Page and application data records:
--- --- ---

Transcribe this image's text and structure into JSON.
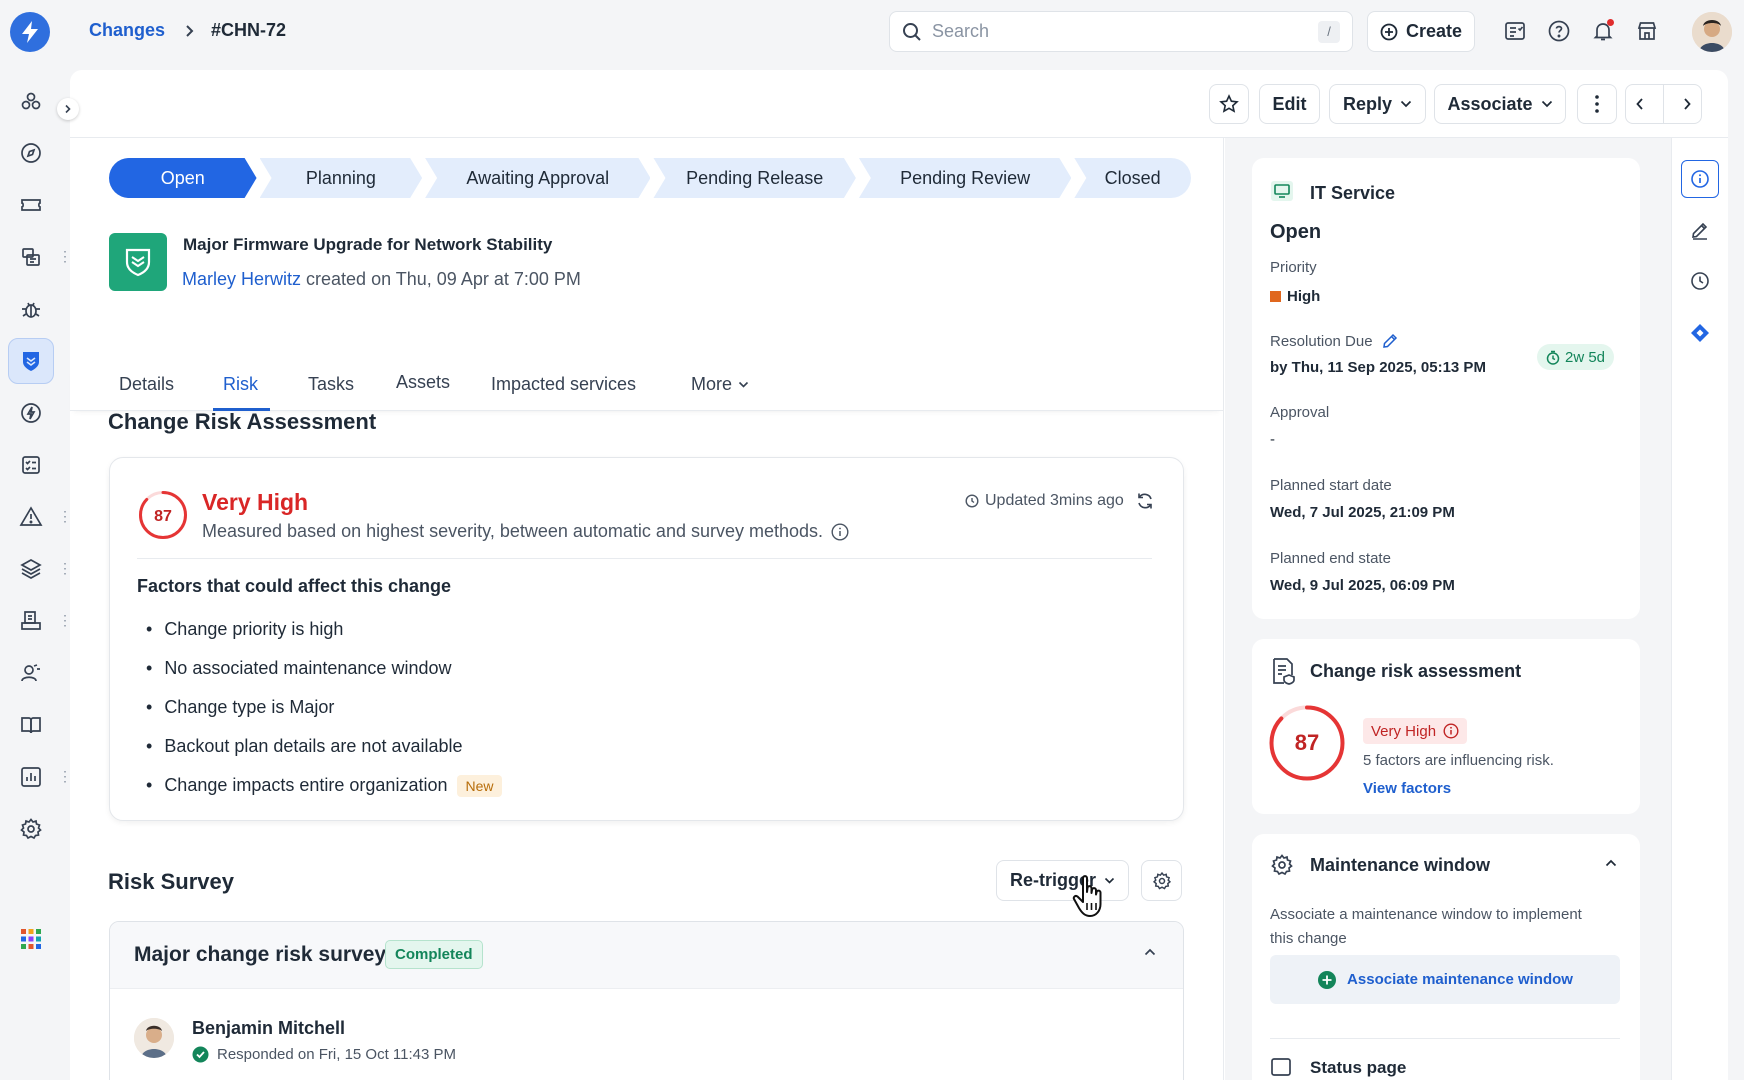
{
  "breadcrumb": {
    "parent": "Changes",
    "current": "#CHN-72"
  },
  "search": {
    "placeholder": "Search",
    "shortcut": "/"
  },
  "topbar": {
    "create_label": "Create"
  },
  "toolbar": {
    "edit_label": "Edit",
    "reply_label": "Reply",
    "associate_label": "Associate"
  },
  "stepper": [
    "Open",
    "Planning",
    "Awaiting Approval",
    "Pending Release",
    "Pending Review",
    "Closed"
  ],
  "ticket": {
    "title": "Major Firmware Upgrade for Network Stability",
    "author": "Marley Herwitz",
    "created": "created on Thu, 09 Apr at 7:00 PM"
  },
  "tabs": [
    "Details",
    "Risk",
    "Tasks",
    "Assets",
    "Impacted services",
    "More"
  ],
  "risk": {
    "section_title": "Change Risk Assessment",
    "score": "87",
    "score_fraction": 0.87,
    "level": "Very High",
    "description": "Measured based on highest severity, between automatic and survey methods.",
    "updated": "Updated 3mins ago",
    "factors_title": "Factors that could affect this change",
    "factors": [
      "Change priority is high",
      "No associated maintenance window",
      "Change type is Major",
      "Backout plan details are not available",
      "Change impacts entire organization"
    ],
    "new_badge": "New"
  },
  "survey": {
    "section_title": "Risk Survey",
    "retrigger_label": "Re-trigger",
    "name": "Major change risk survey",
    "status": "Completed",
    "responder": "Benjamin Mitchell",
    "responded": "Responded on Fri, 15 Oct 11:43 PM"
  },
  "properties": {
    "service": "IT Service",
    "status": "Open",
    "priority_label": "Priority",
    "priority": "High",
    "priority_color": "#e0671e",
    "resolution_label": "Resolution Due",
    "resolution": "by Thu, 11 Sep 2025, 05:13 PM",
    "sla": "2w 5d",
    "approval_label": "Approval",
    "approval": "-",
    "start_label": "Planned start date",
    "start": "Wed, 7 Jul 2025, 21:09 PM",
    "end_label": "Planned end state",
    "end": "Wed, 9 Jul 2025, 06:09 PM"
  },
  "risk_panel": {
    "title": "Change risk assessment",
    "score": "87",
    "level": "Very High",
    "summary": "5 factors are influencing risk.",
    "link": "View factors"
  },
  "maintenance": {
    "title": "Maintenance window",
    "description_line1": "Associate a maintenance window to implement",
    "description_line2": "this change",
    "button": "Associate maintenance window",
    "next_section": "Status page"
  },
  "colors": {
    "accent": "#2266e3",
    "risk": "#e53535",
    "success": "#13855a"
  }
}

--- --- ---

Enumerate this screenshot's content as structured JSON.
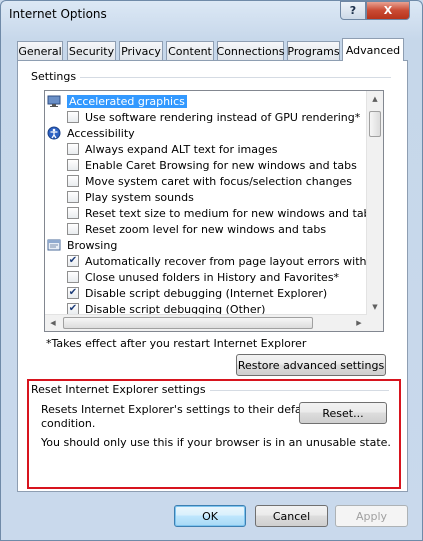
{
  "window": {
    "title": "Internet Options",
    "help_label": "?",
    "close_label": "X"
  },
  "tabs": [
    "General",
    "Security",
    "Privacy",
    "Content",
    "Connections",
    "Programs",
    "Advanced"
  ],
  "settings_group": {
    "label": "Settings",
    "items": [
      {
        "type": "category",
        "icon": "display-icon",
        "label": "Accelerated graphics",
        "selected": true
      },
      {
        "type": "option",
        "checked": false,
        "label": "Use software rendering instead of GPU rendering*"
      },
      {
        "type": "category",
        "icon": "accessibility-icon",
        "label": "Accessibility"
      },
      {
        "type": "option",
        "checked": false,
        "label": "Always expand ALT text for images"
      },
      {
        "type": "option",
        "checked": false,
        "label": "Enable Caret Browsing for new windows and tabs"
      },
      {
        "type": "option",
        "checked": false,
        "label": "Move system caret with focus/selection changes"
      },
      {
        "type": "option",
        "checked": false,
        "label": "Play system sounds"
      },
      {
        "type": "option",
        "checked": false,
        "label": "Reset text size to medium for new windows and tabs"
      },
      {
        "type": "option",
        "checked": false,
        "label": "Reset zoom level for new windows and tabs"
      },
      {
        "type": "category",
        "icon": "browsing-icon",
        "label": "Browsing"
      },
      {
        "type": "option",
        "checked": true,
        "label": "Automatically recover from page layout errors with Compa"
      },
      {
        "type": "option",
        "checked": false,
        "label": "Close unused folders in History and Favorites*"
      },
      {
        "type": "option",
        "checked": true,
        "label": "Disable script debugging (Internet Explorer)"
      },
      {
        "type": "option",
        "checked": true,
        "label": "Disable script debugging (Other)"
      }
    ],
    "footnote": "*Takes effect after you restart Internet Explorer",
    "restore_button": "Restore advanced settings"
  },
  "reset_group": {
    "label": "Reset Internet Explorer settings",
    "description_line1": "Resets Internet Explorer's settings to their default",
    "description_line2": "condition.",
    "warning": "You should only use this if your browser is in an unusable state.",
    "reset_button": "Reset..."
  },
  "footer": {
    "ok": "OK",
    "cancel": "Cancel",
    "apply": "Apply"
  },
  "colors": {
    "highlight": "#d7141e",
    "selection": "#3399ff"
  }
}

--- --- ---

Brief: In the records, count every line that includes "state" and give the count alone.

Answer to this exercise: 2